There’s a reason why multi-millionaires like Oprah insist on signing their own cheques: savvy business owners stay on top of their finances. Yet many entrepreneurs make the mistake of blindly handing over their financial records to a third party for parsing. Indeed, a tax advisor can help young companies increase their tax deductions and improve cash flow. But how often are you asking hard questions about your company’s financial footing? Your tax advisor has the future of your business in his or her hands. Here are 4 questions you need to ask this tax season.
1. What changes have there been to Canadian tax codes?
If there’s one constant in the tax world, it’s change. Every year, the Canadian government makes sweeping changes to the way Canadians are taxed and the benefits they’re eligible to receive. However, “many people aren’t versed in reading the budget themselves, nor do they have time to go and find this information,” says Peky Tsang, a tax analyst with TurboTax Canada. For this reason, Tsang recommends that Canadian taxpayers ask their tax advisor about modifications to the tax system that might impact a small business owner’s tax bracket, pension plan or contribution limits. “You don’t need to know every detail but you do need to be aware if there are new measures,” says Tsang.

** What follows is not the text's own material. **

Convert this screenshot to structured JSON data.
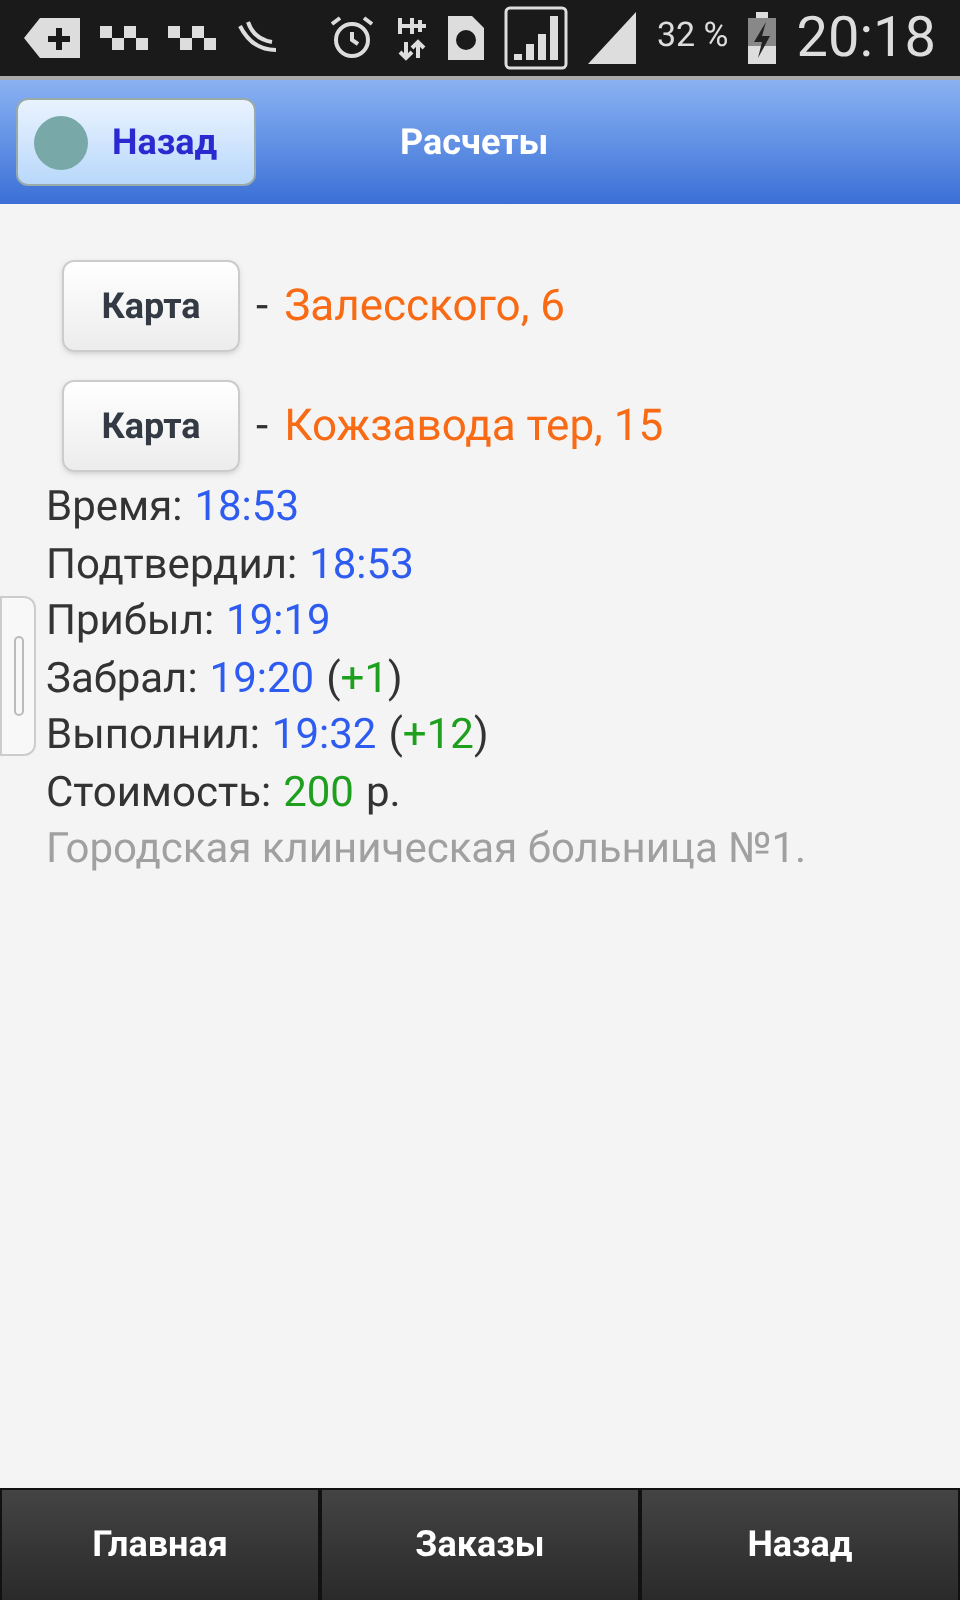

2. Should I incorporate my business?
Limited personal liability isn’t the only reason to incorporate your business. Small business owners that opt to incorporate can take advantage of a wide variety of benefits, including income-splitting with a spouse, paying yourself in dividends and paying a lower rate of federal tax. “There are fewer opportunities if you are just running a self-employed business as opposed to having a corporation,” says Tsang. The key is asking your tax advisor the right questions to determine if the perks of incorporating offset the pitfalls, which can include higher tax filing expenses and increased paperwork.
3. How can I continue to grow my company?
For long-term business success, be sure to look beyond year-end with your tax advisor. “You should be talking to your advisor about growing your business – where you should be five years from now,” advises Tsang. Developing a business plan, deciding on a loan to boost capital, deferring end-of-year-bonuses – they’re all decisions your tax advisor should help you make to prepare for a more financially secure future.
4. Are you still the right tax advisor for my business?
The best tax advisors are more than paid professionals – they’re partners with a vested interest in your success. Make sure your tax advisor is willing to meet with you throughout the year to reassess your financial standing and help you prepare for the next tax filing. In fact, as your business grows, you may discover that it’s time to find a new tax professional. Weigh your options carefully, advises Tsang. “If you’re hiring an employee, you don’t just hire the first one that comes through the door. Interview a tax advisor and ask for references.”